For their part, the show's producers and Fox executives aren't about to show their hands. A spokesman for Fremantle Media and 19 Entertainment, the companies behind the show, said a producer was unavailable to comment for this story.
In a phone call with reporters last week before Fox's unveiling of its fall schedule, Fox broadcasting chief Peter Rice said that the network will soon begin discussing format changes with the show's producers. But Rice batted aside worries about "Idol's" long-term viability. "The wonderful thing about the show is that we get a new cast every year," he said.

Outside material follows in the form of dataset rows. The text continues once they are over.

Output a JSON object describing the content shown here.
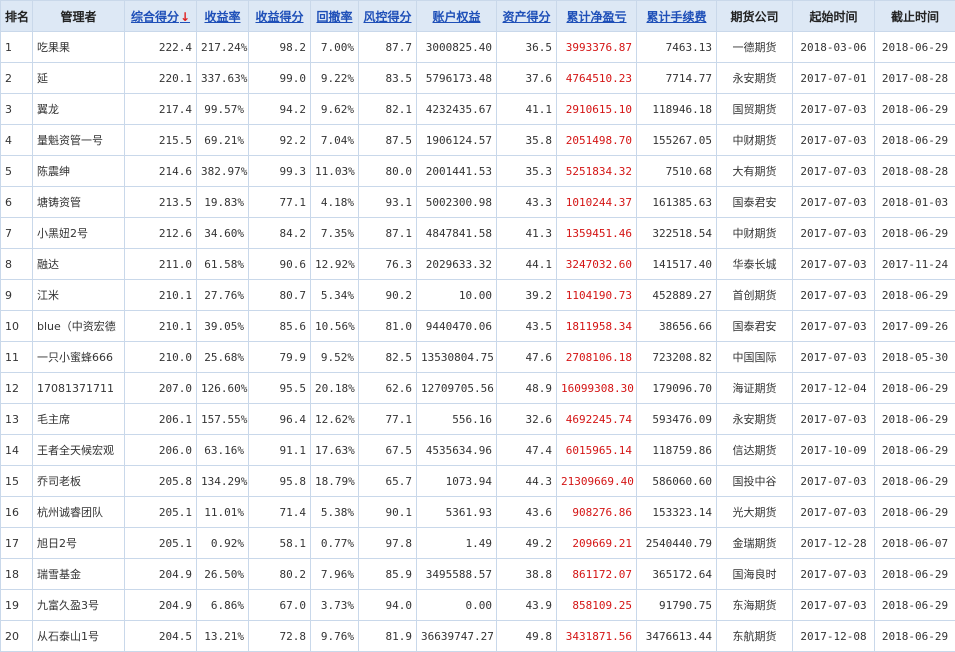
{
  "table": {
    "headers": {
      "rank": "排名",
      "manager": "管理者",
      "composite": "综合得分",
      "return_rate": "收益率",
      "return_score": "收益得分",
      "drawdown": "回撤率",
      "risk_score": "风控得分",
      "equity": "账户权益",
      "asset_score": "资产得分",
      "net_profit": "累计净盈亏",
      "fees": "累计手续费",
      "broker": "期货公司",
      "start": "起始时间",
      "end": "截止时间"
    },
    "sort_icon": "arrow-down-icon",
    "rows": [
      {
        "rank": "1",
        "manager": "吃果果",
        "composite": "222.4",
        "return_rate": "217.24%",
        "return_score": "98.2",
        "drawdown": "7.00%",
        "risk_score": "87.7",
        "equity": "3000825.40",
        "asset_score": "36.5",
        "net_profit": "3993376.87",
        "fees": "7463.13",
        "broker": "一德期货",
        "start": "2018-03-06",
        "end": "2018-06-29"
      },
      {
        "rank": "2",
        "manager": "延",
        "composite": "220.1",
        "return_rate": "337.63%",
        "return_score": "99.0",
        "drawdown": "9.22%",
        "risk_score": "83.5",
        "equity": "5796173.48",
        "asset_score": "37.6",
        "net_profit": "4764510.23",
        "fees": "7714.77",
        "broker": "永安期货",
        "start": "2017-07-01",
        "end": "2017-08-28"
      },
      {
        "rank": "3",
        "manager": "翼龙",
        "composite": "217.4",
        "return_rate": "99.57%",
        "return_score": "94.2",
        "drawdown": "9.62%",
        "risk_score": "82.1",
        "equity": "4232435.67",
        "asset_score": "41.1",
        "net_profit": "2910615.10",
        "fees": "118946.18",
        "broker": "国贸期货",
        "start": "2017-07-03",
        "end": "2018-06-29"
      },
      {
        "rank": "4",
        "manager": "量魁资管一号",
        "composite": "215.5",
        "return_rate": "69.21%",
        "return_score": "92.2",
        "drawdown": "7.04%",
        "risk_score": "87.5",
        "equity": "1906124.57",
        "asset_score": "35.8",
        "net_profit": "2051498.70",
        "fees": "155267.05",
        "broker": "中财期货",
        "start": "2017-07-03",
        "end": "2018-06-29"
      },
      {
        "rank": "5",
        "manager": "陈震绅",
        "composite": "214.6",
        "return_rate": "382.97%",
        "return_score": "99.3",
        "drawdown": "11.03%",
        "risk_score": "80.0",
        "equity": "2001441.53",
        "asset_score": "35.3",
        "net_profit": "5251834.32",
        "fees": "7510.68",
        "broker": "大有期货",
        "start": "2017-07-03",
        "end": "2018-08-28"
      },
      {
        "rank": "6",
        "manager": "塘铸资管",
        "composite": "213.5",
        "return_rate": "19.83%",
        "return_score": "77.1",
        "drawdown": "4.18%",
        "risk_score": "93.1",
        "equity": "5002300.98",
        "asset_score": "43.3",
        "net_profit": "1010244.37",
        "fees": "161385.63",
        "broker": "国泰君安",
        "start": "2017-07-03",
        "end": "2018-01-03"
      },
      {
        "rank": "7",
        "manager": "小黑妞2号",
        "composite": "212.6",
        "return_rate": "34.60%",
        "return_score": "84.2",
        "drawdown": "7.35%",
        "risk_score": "87.1",
        "equity": "4847841.58",
        "asset_score": "41.3",
        "net_profit": "1359451.46",
        "fees": "322518.54",
        "broker": "中财期货",
        "start": "2017-07-03",
        "end": "2018-06-29"
      },
      {
        "rank": "8",
        "manager": "融达",
        "composite": "211.0",
        "return_rate": "61.58%",
        "return_score": "90.6",
        "drawdown": "12.92%",
        "risk_score": "76.3",
        "equity": "2029633.32",
        "asset_score": "44.1",
        "net_profit": "3247032.60",
        "fees": "141517.40",
        "broker": "华泰长城",
        "start": "2017-07-03",
        "end": "2017-11-24"
      },
      {
        "rank": "9",
        "manager": "江米",
        "composite": "210.1",
        "return_rate": "27.76%",
        "return_score": "80.7",
        "drawdown": "5.34%",
        "risk_score": "90.2",
        "equity": "10.00",
        "asset_score": "39.2",
        "net_profit": "1104190.73",
        "fees": "452889.27",
        "broker": "首创期货",
        "start": "2017-07-03",
        "end": "2018-06-29"
      },
      {
        "rank": "10",
        "manager": "blue（中资宏德",
        "composite": "210.1",
        "return_rate": "39.05%",
        "return_score": "85.6",
        "drawdown": "10.56%",
        "risk_score": "81.0",
        "equity": "9440470.06",
        "asset_score": "43.5",
        "net_profit": "1811958.34",
        "fees": "38656.66",
        "broker": "国泰君安",
        "start": "2017-07-03",
        "end": "2017-09-26"
      },
      {
        "rank": "11",
        "manager": "一只小蜜蜂666",
        "composite": "210.0",
        "return_rate": "25.68%",
        "return_score": "79.9",
        "drawdown": "9.52%",
        "risk_score": "82.5",
        "equity": "13530804.75",
        "asset_score": "47.6",
        "net_profit": "2708106.18",
        "fees": "723208.82",
        "broker": "中国国际",
        "start": "2017-07-03",
        "end": "2018-05-30"
      },
      {
        "rank": "12",
        "manager": "17081371711",
        "composite": "207.0",
        "return_rate": "126.60%",
        "return_score": "95.5",
        "drawdown": "20.18%",
        "risk_score": "62.6",
        "equity": "12709705.56",
        "asset_score": "48.9",
        "net_profit": "16099308.30",
        "fees": "179096.70",
        "broker": "海证期货",
        "start": "2017-12-04",
        "end": "2018-06-29"
      },
      {
        "rank": "13",
        "manager": "毛主席",
        "composite": "206.1",
        "return_rate": "157.55%",
        "return_score": "96.4",
        "drawdown": "12.62%",
        "risk_score": "77.1",
        "equity": "556.16",
        "asset_score": "32.6",
        "net_profit": "4692245.74",
        "fees": "593476.09",
        "broker": "永安期货",
        "start": "2017-07-03",
        "end": "2018-06-29"
      },
      {
        "rank": "14",
        "manager": "王者全天候宏观",
        "composite": "206.0",
        "return_rate": "63.16%",
        "return_score": "91.1",
        "drawdown": "17.63%",
        "risk_score": "67.5",
        "equity": "4535634.96",
        "asset_score": "47.4",
        "net_profit": "6015965.14",
        "fees": "118759.86",
        "broker": "信达期货",
        "start": "2017-10-09",
        "end": "2018-06-29"
      },
      {
        "rank": "15",
        "manager": "乔司老板",
        "composite": "205.8",
        "return_rate": "134.29%",
        "return_score": "95.8",
        "drawdown": "18.79%",
        "risk_score": "65.7",
        "equity": "1073.94",
        "asset_score": "44.3",
        "net_profit": "21309669.40",
        "fees": "586060.60",
        "broker": "国投中谷",
        "start": "2017-07-03",
        "end": "2018-06-29"
      },
      {
        "rank": "16",
        "manager": "杭州诚睿团队",
        "composite": "205.1",
        "return_rate": "11.01%",
        "return_score": "71.4",
        "drawdown": "5.38%",
        "risk_score": "90.1",
        "equity": "5361.93",
        "asset_score": "43.6",
        "net_profit": "908276.86",
        "fees": "153323.14",
        "broker": "光大期货",
        "start": "2017-07-03",
        "end": "2018-06-29"
      },
      {
        "rank": "17",
        "manager": "旭日2号",
        "composite": "205.1",
        "return_rate": "0.92%",
        "return_score": "58.1",
        "drawdown": "0.77%",
        "risk_score": "97.8",
        "equity": "1.49",
        "asset_score": "49.2",
        "net_profit": "209669.21",
        "fees": "2540440.79",
        "broker": "金瑞期货",
        "start": "2017-12-28",
        "end": "2018-06-07"
      },
      {
        "rank": "18",
        "manager": "瑞雪基金",
        "composite": "204.9",
        "return_rate": "26.50%",
        "return_score": "80.2",
        "drawdown": "7.96%",
        "risk_score": "85.9",
        "equity": "3495588.57",
        "asset_score": "38.8",
        "net_profit": "861172.07",
        "fees": "365172.64",
        "broker": "国海良时",
        "start": "2017-07-03",
        "end": "2018-06-29"
      },
      {
        "rank": "19",
        "manager": "九富久盈3号",
        "composite": "204.9",
        "return_rate": "6.86%",
        "return_score": "67.0",
        "drawdown": "3.73%",
        "risk_score": "94.0",
        "equity": "0.00",
        "asset_score": "43.9",
        "net_profit": "858109.25",
        "fees": "91790.75",
        "broker": "东海期货",
        "start": "2017-07-03",
        "end": "2018-06-29"
      },
      {
        "rank": "20",
        "manager": "从石泰山1号",
        "composite": "204.5",
        "return_rate": "13.21%",
        "return_score": "72.8",
        "drawdown": "9.76%",
        "risk_score": "81.9",
        "equity": "36639747.27",
        "asset_score": "49.8",
        "net_profit": "3431871.56",
        "fees": "3476613.44",
        "broker": "东航期货",
        "start": "2017-12-08",
        "end": "2018-06-29"
      }
    ]
  }
}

Many viewers were less than thrilled with this year's finalists, however. Ratings at first followed the typical "Idol" pattern of a big premiere, followed by a midseason plateau. But in a surprise twist, the program didn't see its usual late-inning ratings bounce — in fact, after the Top 10 were selected, "Idol" sank to some of its lowest numbers in years. The May 4 performance show, dedicated to the music of Frank Sinatra, slumped to just 17.5 million viewers, far below the season average of 24.9 million.